REQUIRED WORK => Go through the records and extract every line with the word "EDITER".
******
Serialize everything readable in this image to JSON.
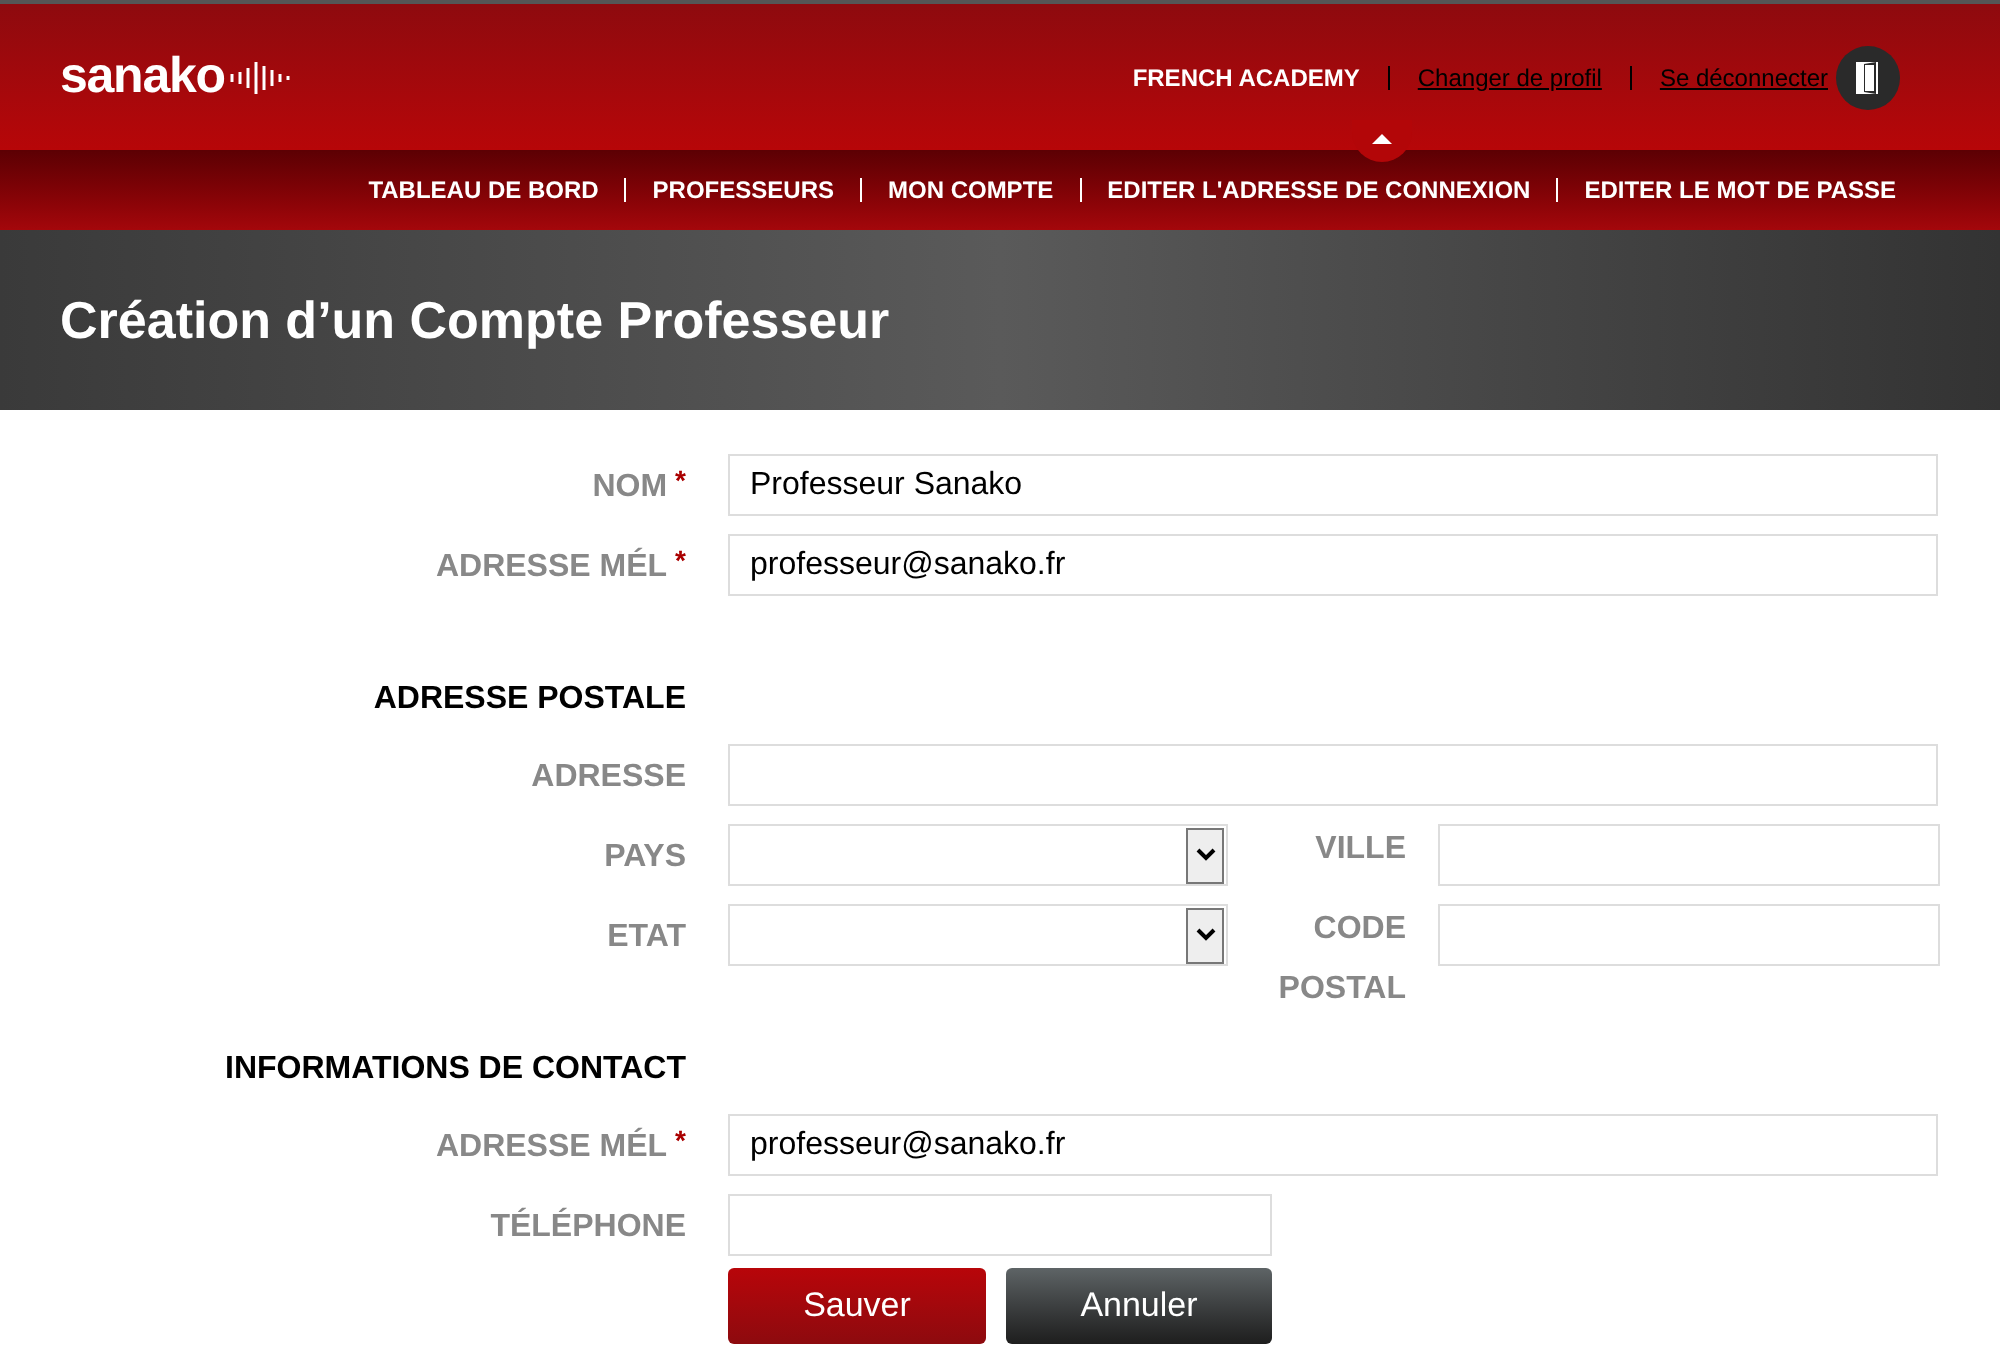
{
  "header": {
    "logo": "sanako",
    "school": "FRENCH ACADEMY",
    "links": [
      "Changer de profil",
      "Se déconnecter"
    ]
  },
  "nav": [
    "TABLEAU DE BORD",
    "PROFESSEURS",
    "MON COMPTE",
    "EDITER L'ADRESSE DE CONNEXION",
    "EDITER LE MOT DE PASSE"
  ],
  "page_title": "Création d’un Compte Professeur",
  "form": [
    {
      "kind": "field",
      "label": "NOM",
      "required": "*",
      "value": "Professeur Sanako"
    },
    {
      "kind": "field",
      "label": "ADRESSE MÉL",
      "required": "*",
      "value": "professeur@sanako.fr"
    },
    {
      "kind": "section",
      "label": "ADRESSE POSTALE"
    },
    {
      "kind": "field",
      "label": "ADRESSE"
    },
    {
      "kind": "pair",
      "label": "PAYS",
      "second_label": "VILLE"
    },
    {
      "kind": "pair",
      "label": "ETAT",
      "second_label": "CODE POSTAL"
    },
    {
      "kind": "section",
      "label": "INFORMATIONS DE CONTACT"
    },
    {
      "kind": "field",
      "label": "ADRESSE MÉL",
      "required": "*",
      "value": "professeur@sanako.fr"
    },
    {
      "kind": "short_field",
      "label": "TÉLÉPHONE"
    }
  ],
  "buttons": [
    {
      "label": "Sauver",
      "kind": "primary"
    },
    {
      "label": "Annuler",
      "kind": "secondary"
    }
  ]
}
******
WRITTEN REPLY =>
    "EDITER L'ADRESSE DE CONNEXION",
    "EDITER LE MOT DE PASSE"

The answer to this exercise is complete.